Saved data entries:
+ + + + +
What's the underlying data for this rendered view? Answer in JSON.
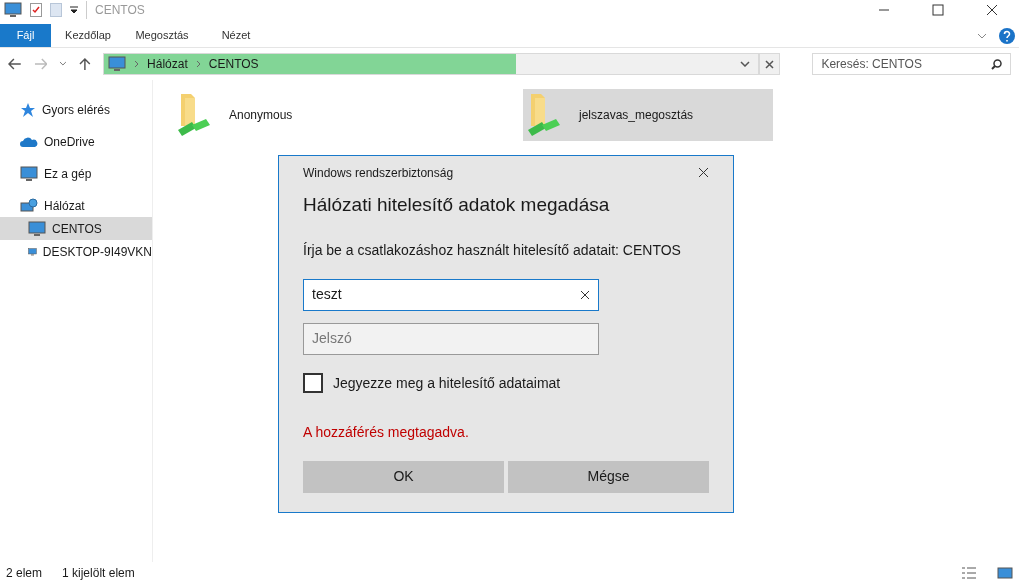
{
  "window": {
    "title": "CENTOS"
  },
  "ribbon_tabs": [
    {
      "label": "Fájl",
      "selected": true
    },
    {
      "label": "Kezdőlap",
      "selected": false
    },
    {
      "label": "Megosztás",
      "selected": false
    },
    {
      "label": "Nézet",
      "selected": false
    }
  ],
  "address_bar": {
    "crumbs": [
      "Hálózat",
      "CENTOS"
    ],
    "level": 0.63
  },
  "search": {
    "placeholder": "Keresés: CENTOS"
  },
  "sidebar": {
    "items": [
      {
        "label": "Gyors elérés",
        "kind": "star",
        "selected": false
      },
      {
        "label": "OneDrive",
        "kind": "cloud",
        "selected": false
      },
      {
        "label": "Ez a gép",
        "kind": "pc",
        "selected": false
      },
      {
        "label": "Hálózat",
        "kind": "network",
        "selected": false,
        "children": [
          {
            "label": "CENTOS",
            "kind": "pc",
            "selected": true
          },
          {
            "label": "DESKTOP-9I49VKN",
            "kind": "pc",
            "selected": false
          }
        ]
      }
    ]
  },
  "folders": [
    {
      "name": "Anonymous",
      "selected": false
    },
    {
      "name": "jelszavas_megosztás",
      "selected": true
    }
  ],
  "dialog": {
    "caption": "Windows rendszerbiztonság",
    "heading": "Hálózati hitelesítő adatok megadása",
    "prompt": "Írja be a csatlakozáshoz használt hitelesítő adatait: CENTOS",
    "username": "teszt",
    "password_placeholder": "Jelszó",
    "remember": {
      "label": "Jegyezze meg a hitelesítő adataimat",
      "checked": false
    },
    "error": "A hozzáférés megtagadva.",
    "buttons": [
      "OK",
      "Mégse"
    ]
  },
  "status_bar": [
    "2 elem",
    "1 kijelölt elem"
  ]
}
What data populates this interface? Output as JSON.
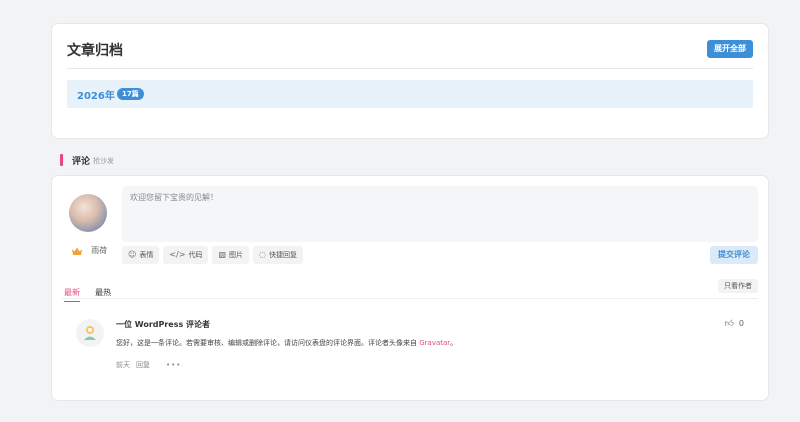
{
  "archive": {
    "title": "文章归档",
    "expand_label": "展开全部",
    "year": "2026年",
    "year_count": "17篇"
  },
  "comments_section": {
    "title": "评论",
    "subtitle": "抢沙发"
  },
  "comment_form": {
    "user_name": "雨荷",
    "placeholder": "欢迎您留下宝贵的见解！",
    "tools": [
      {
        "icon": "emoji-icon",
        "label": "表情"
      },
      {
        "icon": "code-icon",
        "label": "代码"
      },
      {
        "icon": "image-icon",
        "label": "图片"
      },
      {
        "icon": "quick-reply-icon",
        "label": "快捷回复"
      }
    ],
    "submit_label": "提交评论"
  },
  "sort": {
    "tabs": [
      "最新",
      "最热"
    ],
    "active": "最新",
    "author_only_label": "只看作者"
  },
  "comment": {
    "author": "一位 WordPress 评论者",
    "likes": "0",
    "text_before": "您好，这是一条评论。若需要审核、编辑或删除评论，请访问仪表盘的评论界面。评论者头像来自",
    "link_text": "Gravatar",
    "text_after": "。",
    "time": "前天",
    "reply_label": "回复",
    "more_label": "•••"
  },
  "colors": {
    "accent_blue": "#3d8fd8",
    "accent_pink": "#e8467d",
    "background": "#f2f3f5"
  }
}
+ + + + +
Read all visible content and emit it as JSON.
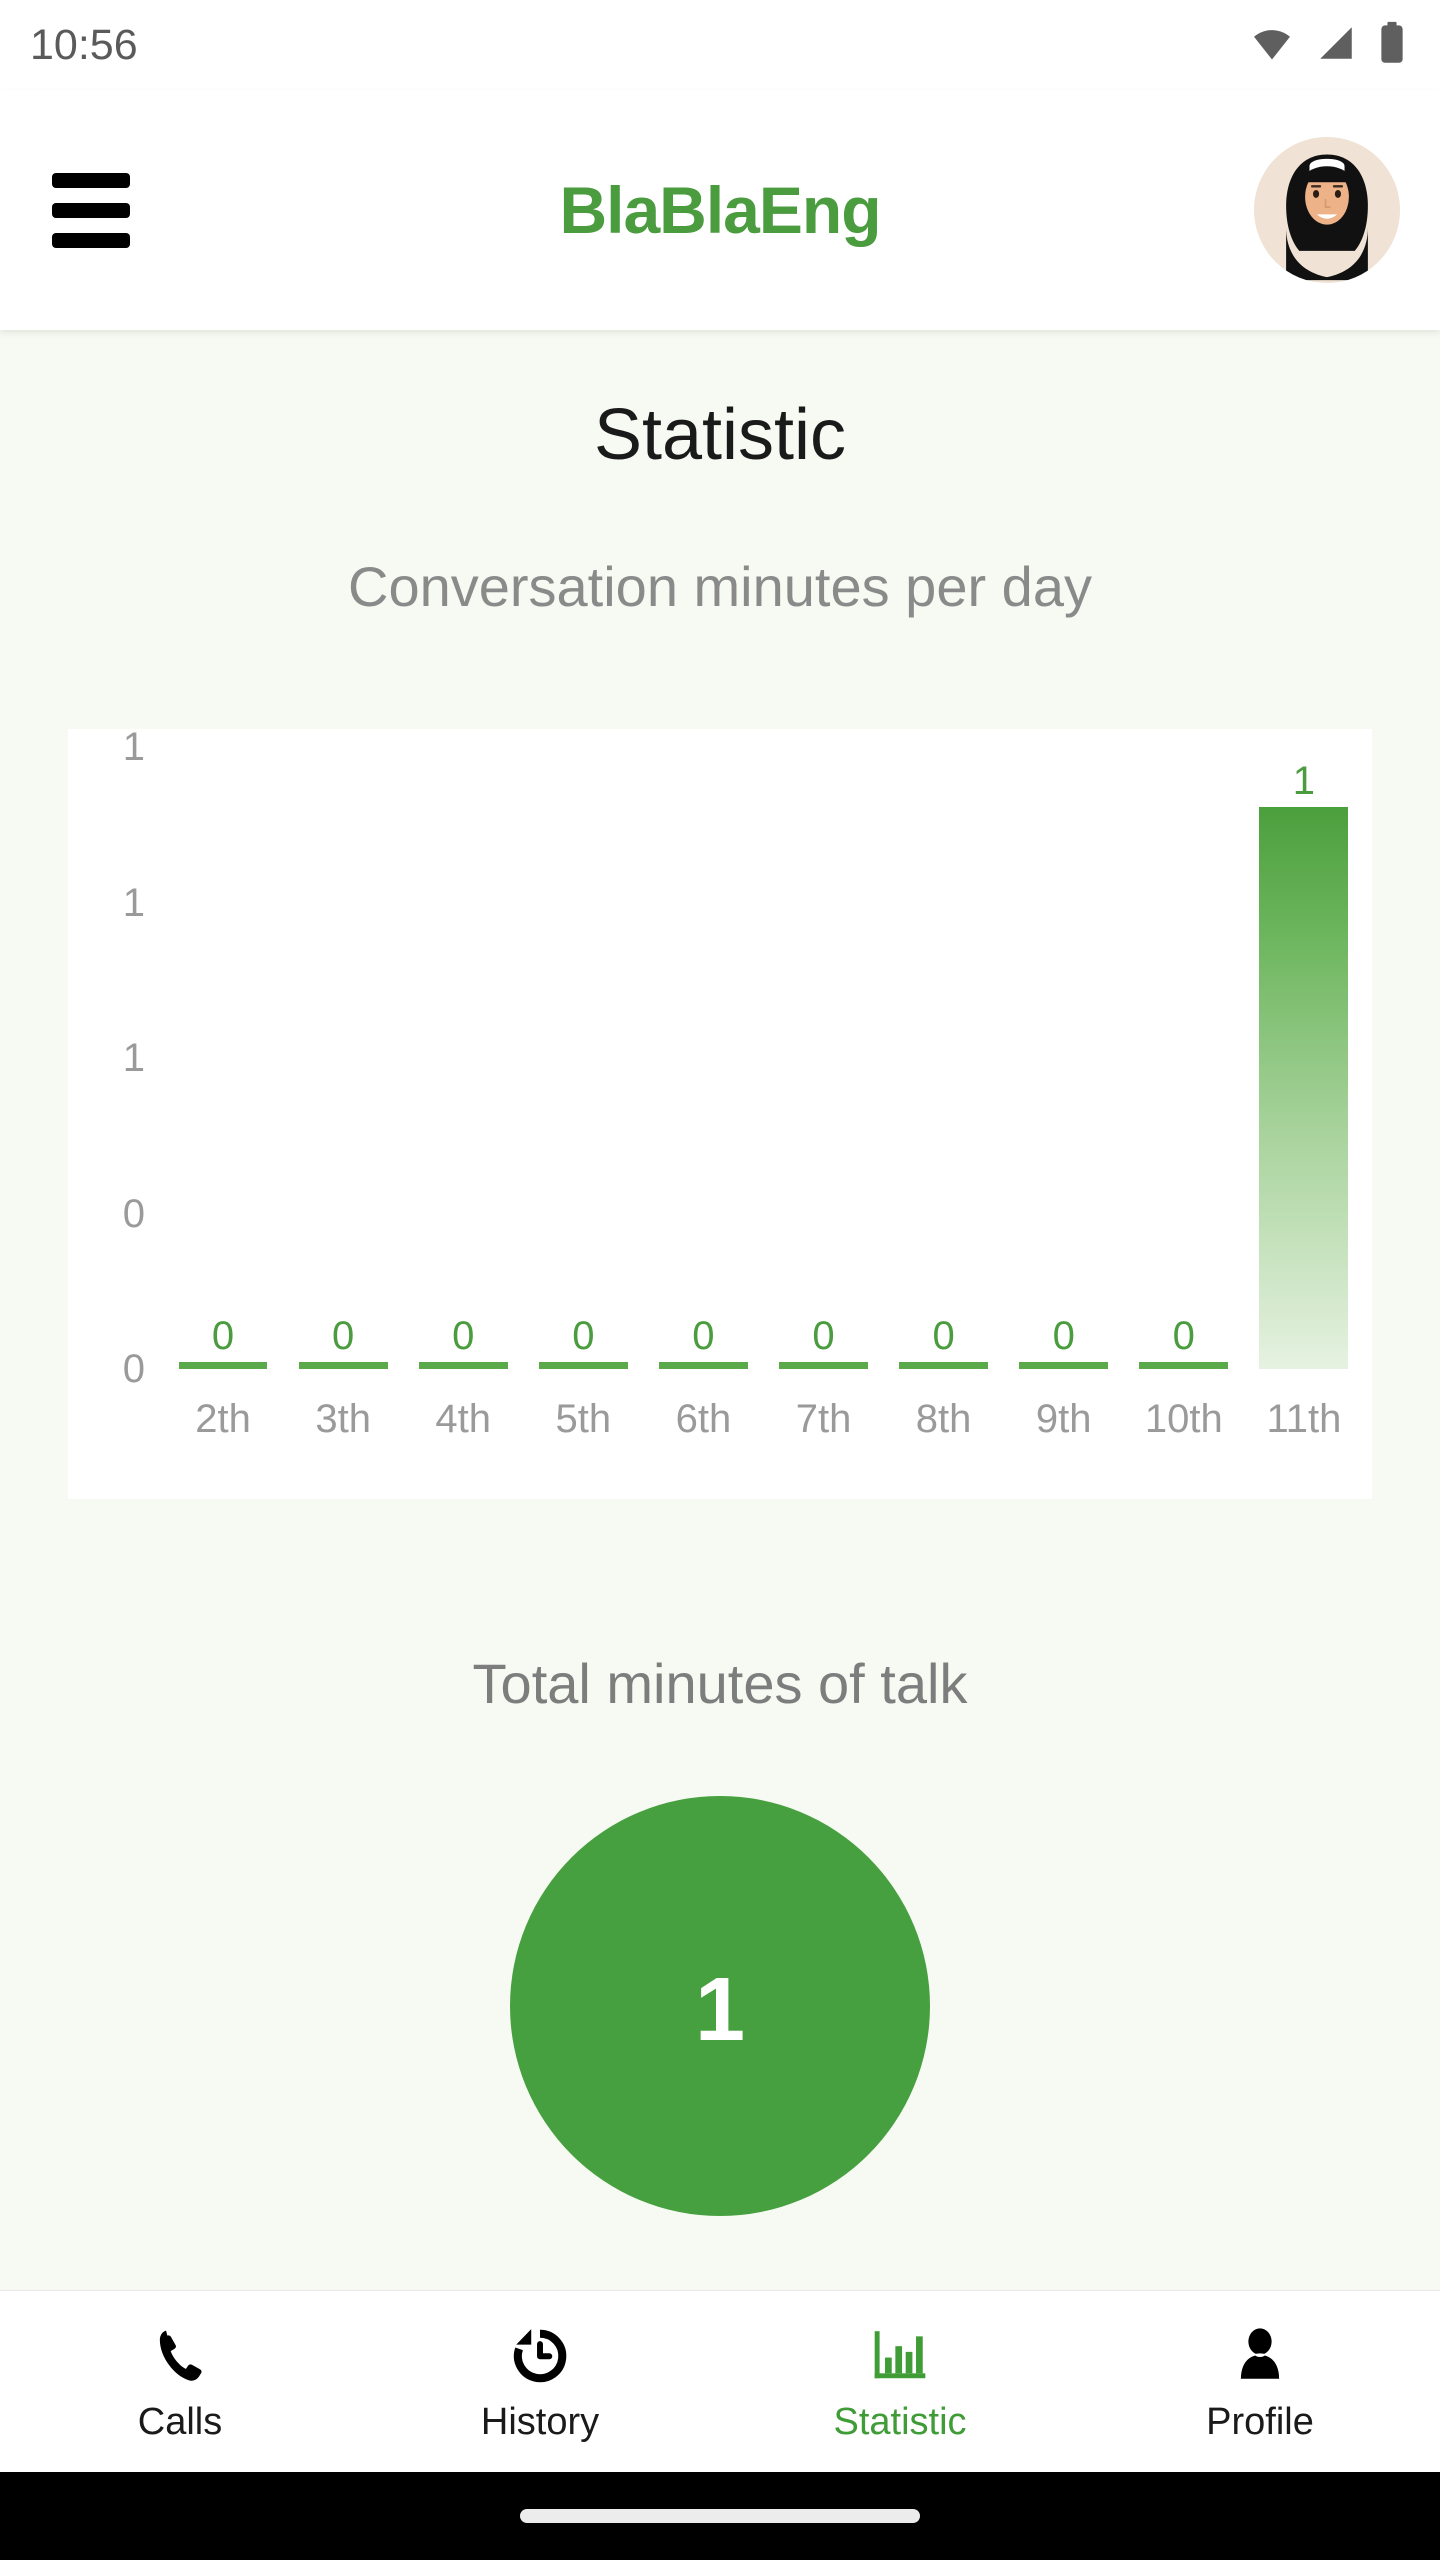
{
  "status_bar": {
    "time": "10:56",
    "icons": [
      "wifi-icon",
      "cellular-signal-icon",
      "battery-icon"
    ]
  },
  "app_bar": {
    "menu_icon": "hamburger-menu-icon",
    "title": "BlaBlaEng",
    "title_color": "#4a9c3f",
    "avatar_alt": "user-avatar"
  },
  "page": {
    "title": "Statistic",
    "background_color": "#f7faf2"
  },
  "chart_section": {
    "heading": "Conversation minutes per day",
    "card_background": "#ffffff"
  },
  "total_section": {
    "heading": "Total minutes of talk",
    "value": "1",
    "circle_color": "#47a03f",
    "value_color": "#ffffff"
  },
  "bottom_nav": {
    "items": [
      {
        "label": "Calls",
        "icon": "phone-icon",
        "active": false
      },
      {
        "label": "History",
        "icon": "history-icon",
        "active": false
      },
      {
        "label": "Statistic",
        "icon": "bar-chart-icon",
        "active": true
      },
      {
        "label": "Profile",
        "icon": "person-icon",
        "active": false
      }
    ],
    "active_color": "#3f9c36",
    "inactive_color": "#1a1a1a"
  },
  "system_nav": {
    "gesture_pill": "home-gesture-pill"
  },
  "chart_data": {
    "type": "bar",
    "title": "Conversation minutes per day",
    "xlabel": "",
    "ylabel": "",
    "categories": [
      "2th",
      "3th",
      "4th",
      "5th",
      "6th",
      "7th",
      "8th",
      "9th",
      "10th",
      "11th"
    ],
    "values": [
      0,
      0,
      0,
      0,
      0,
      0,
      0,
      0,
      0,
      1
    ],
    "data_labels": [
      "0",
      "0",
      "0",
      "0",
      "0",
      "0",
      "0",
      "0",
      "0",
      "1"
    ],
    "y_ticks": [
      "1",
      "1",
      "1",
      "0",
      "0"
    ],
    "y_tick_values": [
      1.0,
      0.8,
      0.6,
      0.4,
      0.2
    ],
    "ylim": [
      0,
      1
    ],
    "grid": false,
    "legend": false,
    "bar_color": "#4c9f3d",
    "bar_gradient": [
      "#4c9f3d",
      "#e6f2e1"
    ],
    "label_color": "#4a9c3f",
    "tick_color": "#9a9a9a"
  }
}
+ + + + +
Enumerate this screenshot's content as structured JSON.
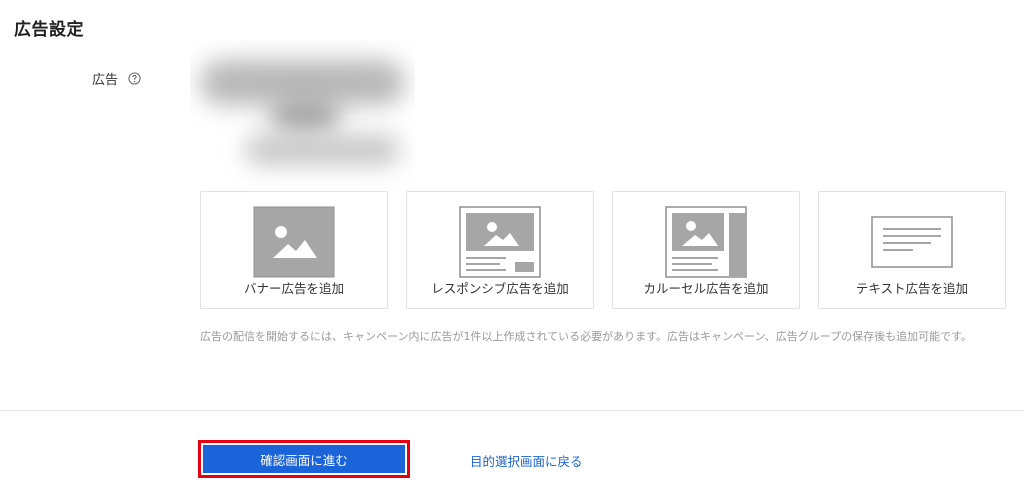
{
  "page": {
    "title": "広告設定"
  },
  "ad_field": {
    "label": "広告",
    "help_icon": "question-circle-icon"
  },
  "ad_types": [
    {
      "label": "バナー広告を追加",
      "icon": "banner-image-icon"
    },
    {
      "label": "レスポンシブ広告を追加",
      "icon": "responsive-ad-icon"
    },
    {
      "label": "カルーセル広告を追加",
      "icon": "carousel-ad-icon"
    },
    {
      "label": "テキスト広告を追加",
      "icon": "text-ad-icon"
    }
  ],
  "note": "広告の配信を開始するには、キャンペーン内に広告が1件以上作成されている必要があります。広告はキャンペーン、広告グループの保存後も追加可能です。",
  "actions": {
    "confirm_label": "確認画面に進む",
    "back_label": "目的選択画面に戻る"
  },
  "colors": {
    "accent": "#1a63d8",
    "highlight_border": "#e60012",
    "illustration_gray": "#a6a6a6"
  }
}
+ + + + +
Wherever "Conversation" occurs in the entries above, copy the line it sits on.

    "heading": "Conversation minutes per day",
    "title": "Conversation minutes per day",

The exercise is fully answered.